WHAT YOU HAVE TO DO: Scan the records below for the word "data" and give only the number of lines that hold it.

MATERIAL SHOWN:
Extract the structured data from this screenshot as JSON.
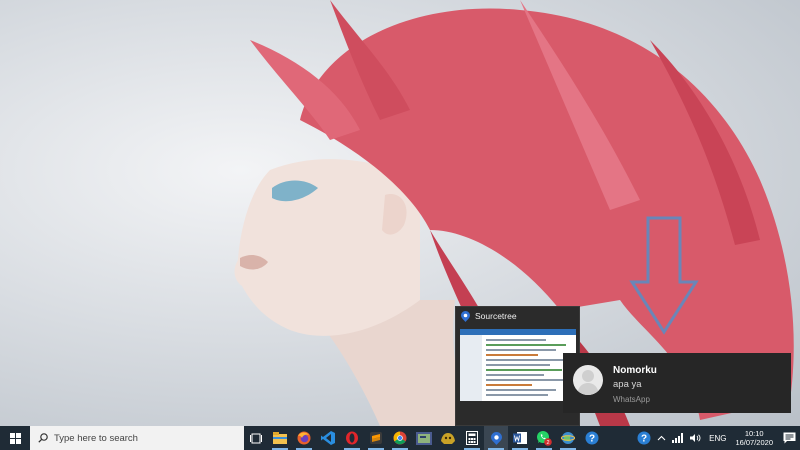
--
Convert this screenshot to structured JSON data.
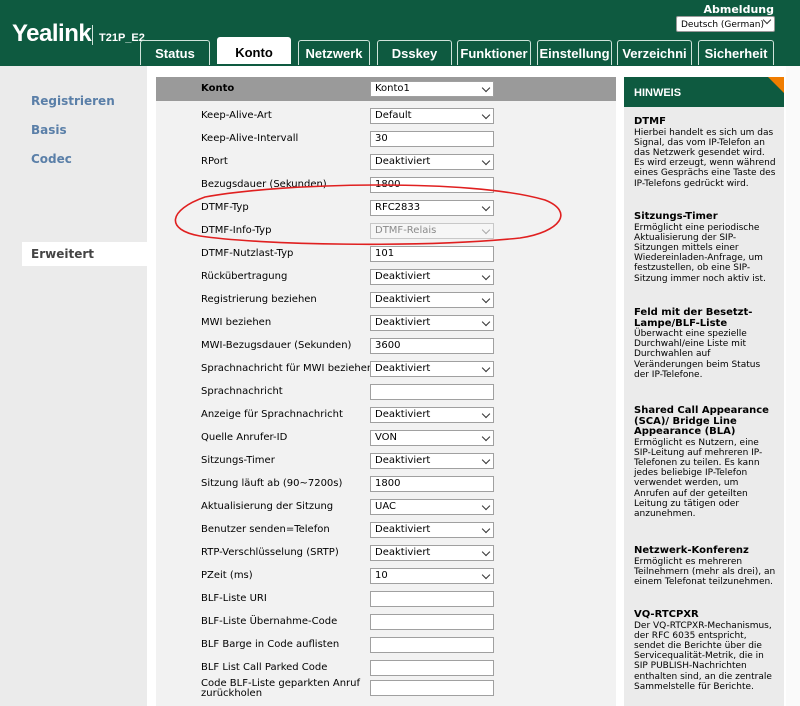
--
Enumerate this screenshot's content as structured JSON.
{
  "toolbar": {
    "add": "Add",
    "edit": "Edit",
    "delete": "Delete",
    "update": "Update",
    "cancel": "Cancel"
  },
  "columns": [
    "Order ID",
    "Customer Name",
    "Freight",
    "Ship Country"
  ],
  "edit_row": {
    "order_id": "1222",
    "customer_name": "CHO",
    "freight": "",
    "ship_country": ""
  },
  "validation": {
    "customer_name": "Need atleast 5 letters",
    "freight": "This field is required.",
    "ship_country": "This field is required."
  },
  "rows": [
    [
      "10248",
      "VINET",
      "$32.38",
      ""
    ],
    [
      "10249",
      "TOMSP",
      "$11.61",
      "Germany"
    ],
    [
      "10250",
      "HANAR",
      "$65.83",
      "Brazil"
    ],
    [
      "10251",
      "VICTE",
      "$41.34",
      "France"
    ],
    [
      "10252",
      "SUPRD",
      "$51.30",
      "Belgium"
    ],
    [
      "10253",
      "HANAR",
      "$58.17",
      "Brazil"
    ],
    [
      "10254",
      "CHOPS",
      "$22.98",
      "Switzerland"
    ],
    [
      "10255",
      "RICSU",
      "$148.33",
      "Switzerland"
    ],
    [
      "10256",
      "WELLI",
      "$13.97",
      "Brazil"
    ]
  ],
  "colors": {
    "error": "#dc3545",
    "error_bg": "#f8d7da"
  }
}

OUTPUT FOR THIS EXERCISE: 2